_RECORDS FOR THE TASK_.
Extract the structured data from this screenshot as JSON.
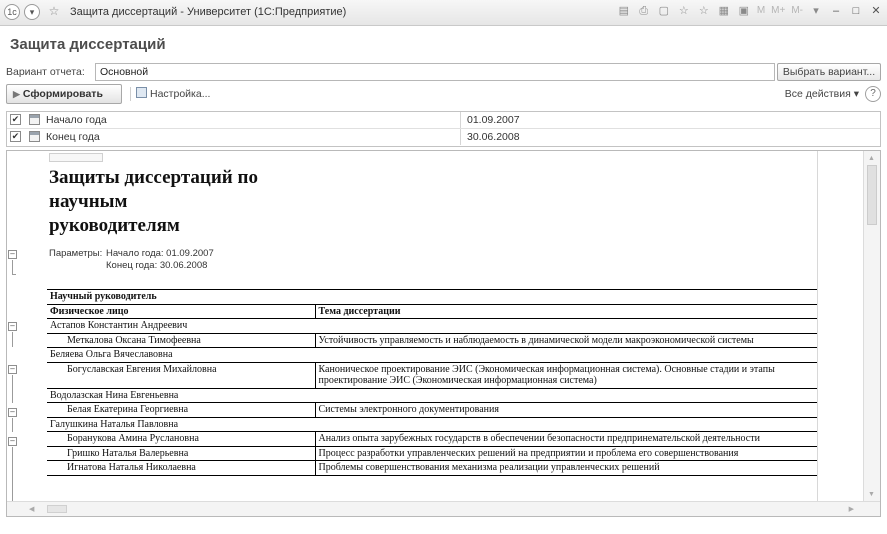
{
  "window": {
    "title": "Защита диссертаций - Университет (1С:Предприятие)",
    "toolbar_text_icons": [
      "M",
      "M+",
      "M-"
    ]
  },
  "page_title": "Защита диссертаций",
  "variant": {
    "label": "Вариант отчета:",
    "value": "Основной",
    "choose_button": "Выбрать вариант..."
  },
  "commands": {
    "generate": "Сформировать",
    "settings": "Настройка...",
    "all_actions": "Все действия ▾",
    "help": "?"
  },
  "params": [
    {
      "label": "Начало года",
      "value": "01.09.2007",
      "checked": true
    },
    {
      "label": "Конец года",
      "value": "30.06.2008",
      "checked": true
    }
  ],
  "report": {
    "title_lines": [
      "Защиты диссертаций по",
      "научным",
      "руководителям"
    ],
    "params_label": "Параметры:",
    "params_line1": "Начало года: 01.09.2007",
    "params_line2": "Конец года: 30.06.2008",
    "group_header": "Научный руководитель",
    "col_person": "Физическое лицо",
    "col_topic": "Тема диссертации",
    "groups": [
      {
        "supervisor": "Астапов Константин Андреевич",
        "rows": [
          {
            "person": "Меткалова Оксана Тимофеевна",
            "topic": "Устойчивость управляемость и наблюдаемость в динамической модели макроэкономической системы"
          }
        ]
      },
      {
        "supervisor": "Беляева Ольга Вячеславовна",
        "rows": [
          {
            "person": "Богуславская Евгения Михайловна",
            "topic": "Каноническое проектирование ЭИС (Экономическая информационная система). Основные стадии и этапы проектирование ЭИС (Экономическая информационная система)"
          }
        ]
      },
      {
        "supervisor": "Водолазская Нина Евгеньевна",
        "rows": [
          {
            "person": "Белая Екатерина Георгиевна",
            "topic": "Системы электронного документирования"
          }
        ]
      },
      {
        "supervisor": "Галушкина Наталья Павловна",
        "rows": [
          {
            "person": "Боранукова Амина Руслановна",
            "topic": "Анализ опыта зарубежных государств в обеспечении безопасности предпринемательской деятельности"
          },
          {
            "person": "Гришко Наталья Валерьевна",
            "topic": "Процесс разработки управленческих решений на предприятии и проблема его совершенствования"
          },
          {
            "person": "Игнатова Наталья Николаевна",
            "topic": "Проблемы совершенствования механизма реализации управленческих решений"
          }
        ]
      }
    ]
  }
}
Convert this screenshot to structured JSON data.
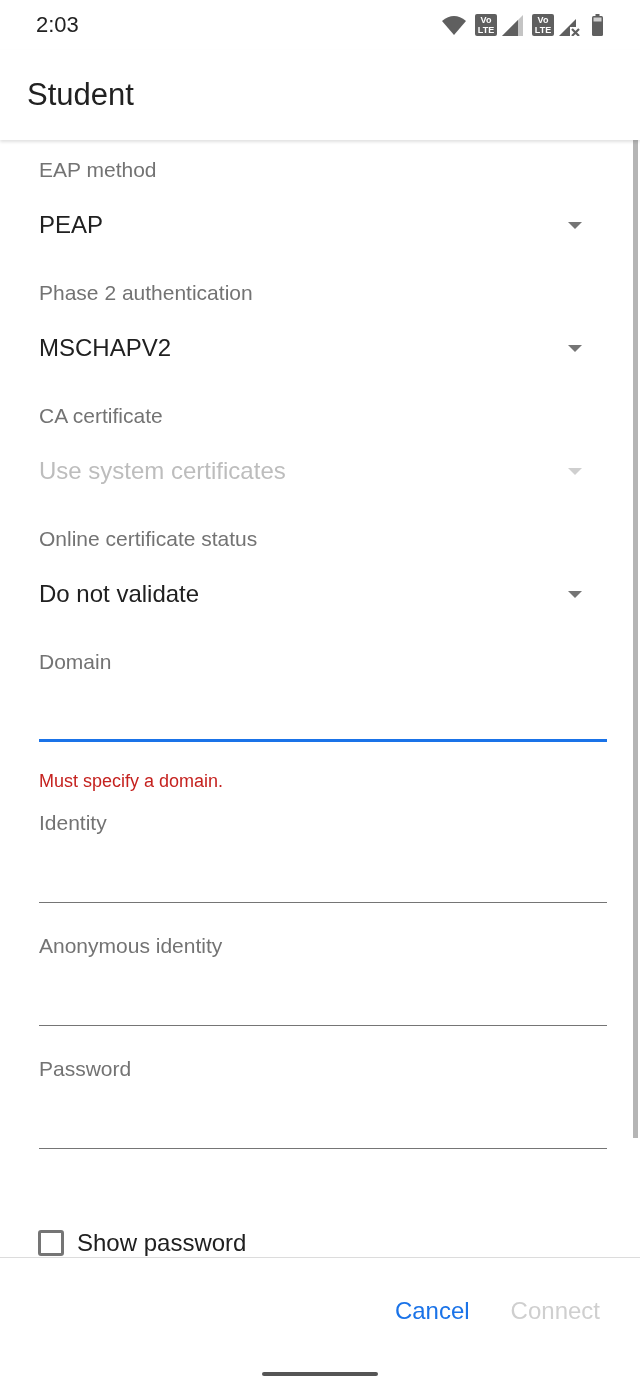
{
  "status_bar": {
    "time": "2:03",
    "sims": [
      {
        "badge_top": "Vo",
        "badge_bottom": "LTE",
        "no_service": false
      },
      {
        "badge_top": "Vo",
        "badge_bottom": "LTE",
        "no_service": true
      }
    ]
  },
  "dialog": {
    "title": "Student"
  },
  "fields": [
    {
      "kind": "dropdown",
      "label": "EAP method",
      "value": "PEAP",
      "disabled": false
    },
    {
      "kind": "dropdown",
      "label": "Phase 2 authentication",
      "value": "MSCHAPV2",
      "disabled": false
    },
    {
      "kind": "dropdown",
      "label": "CA certificate",
      "value": "Use system certificates",
      "disabled": true
    },
    {
      "kind": "dropdown",
      "label": "Online certificate status",
      "value": "Do not validate",
      "disabled": false
    },
    {
      "kind": "text",
      "label": "Domain",
      "focused": true,
      "error": "Must specify a domain."
    },
    {
      "kind": "text",
      "label": "Identity",
      "focused": false
    },
    {
      "kind": "text",
      "label": "Anonymous identity",
      "focused": false
    },
    {
      "kind": "text",
      "label": "Password",
      "focused": false
    }
  ],
  "show_password": {
    "label": "Show password",
    "checked": false
  },
  "buttons": [
    {
      "label": "Cancel",
      "disabled": false
    },
    {
      "label": "Connect",
      "disabled": true
    }
  ]
}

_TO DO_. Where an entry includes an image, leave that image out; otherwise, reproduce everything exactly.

_REPLY TO THE EXERCISE_.
Extract the structured data from this screenshot as JSON.
{
  "window": {
    "title": "Защита диссертаций - Университет (1С:Предприятие)",
    "toolbar_text_icons": [
      "M",
      "M+",
      "M-"
    ]
  },
  "page_title": "Защита диссертаций",
  "variant": {
    "label": "Вариант отчета:",
    "value": "Основной",
    "choose_button": "Выбрать вариант..."
  },
  "commands": {
    "generate": "Сформировать",
    "settings": "Настройка...",
    "all_actions": "Все действия ▾",
    "help": "?"
  },
  "params": [
    {
      "label": "Начало года",
      "value": "01.09.2007",
      "checked": true
    },
    {
      "label": "Конец года",
      "value": "30.06.2008",
      "checked": true
    }
  ],
  "report": {
    "title_lines": [
      "Защиты диссертаций по",
      "научным",
      "руководителям"
    ],
    "params_label": "Параметры:",
    "params_line1": "Начало года: 01.09.2007",
    "params_line2": "Конец года: 30.06.2008",
    "group_header": "Научный руководитель",
    "col_person": "Физическое лицо",
    "col_topic": "Тема диссертации",
    "groups": [
      {
        "supervisor": "Астапов Константин Андреевич",
        "rows": [
          {
            "person": "Меткалова Оксана Тимофеевна",
            "topic": "Устойчивость управляемость и наблюдаемость в динамической модели макроэкономической системы"
          }
        ]
      },
      {
        "supervisor": "Беляева Ольга Вячеславовна",
        "rows": [
          {
            "person": "Богуславская Евгения Михайловна",
            "topic": "Каноническое проектирование ЭИС (Экономическая информационная система). Основные стадии и этапы проектирование ЭИС (Экономическая информационная система)"
          }
        ]
      },
      {
        "supervisor": "Водолазская Нина Евгеньевна",
        "rows": [
          {
            "person": "Белая Екатерина Георгиевна",
            "topic": "Системы электронного документирования"
          }
        ]
      },
      {
        "supervisor": "Галушкина Наталья Павловна",
        "rows": [
          {
            "person": "Боранукова Амина Руслановна",
            "topic": "Анализ опыта зарубежных государств в обеспечении безопасности предпринемательской деятельности"
          },
          {
            "person": "Гришко Наталья Валерьевна",
            "topic": "Процесс разработки управленческих решений на предприятии и проблема его совершенствования"
          },
          {
            "person": "Игнатова Наталья Николаевна",
            "topic": "Проблемы совершенствования механизма реализации управленческих решений"
          }
        ]
      }
    ]
  }
}
Convert this screenshot to structured JSON data.
{
  "status_bar": {
    "time": "2:03",
    "sims": [
      {
        "badge_top": "Vo",
        "badge_bottom": "LTE",
        "no_service": false
      },
      {
        "badge_top": "Vo",
        "badge_bottom": "LTE",
        "no_service": true
      }
    ]
  },
  "dialog": {
    "title": "Student"
  },
  "fields": [
    {
      "kind": "dropdown",
      "label": "EAP method",
      "value": "PEAP",
      "disabled": false
    },
    {
      "kind": "dropdown",
      "label": "Phase 2 authentication",
      "value": "MSCHAPV2",
      "disabled": false
    },
    {
      "kind": "dropdown",
      "label": "CA certificate",
      "value": "Use system certificates",
      "disabled": true
    },
    {
      "kind": "dropdown",
      "label": "Online certificate status",
      "value": "Do not validate",
      "disabled": false
    },
    {
      "kind": "text",
      "label": "Domain",
      "focused": true,
      "error": "Must specify a domain."
    },
    {
      "kind": "text",
      "label": "Identity",
      "focused": false
    },
    {
      "kind": "text",
      "label": "Anonymous identity",
      "focused": false
    },
    {
      "kind": "text",
      "label": "Password",
      "focused": false
    }
  ],
  "show_password": {
    "label": "Show password",
    "checked": false
  },
  "buttons": [
    {
      "label": "Cancel",
      "disabled": false
    },
    {
      "label": "Connect",
      "disabled": true
    }
  ]
}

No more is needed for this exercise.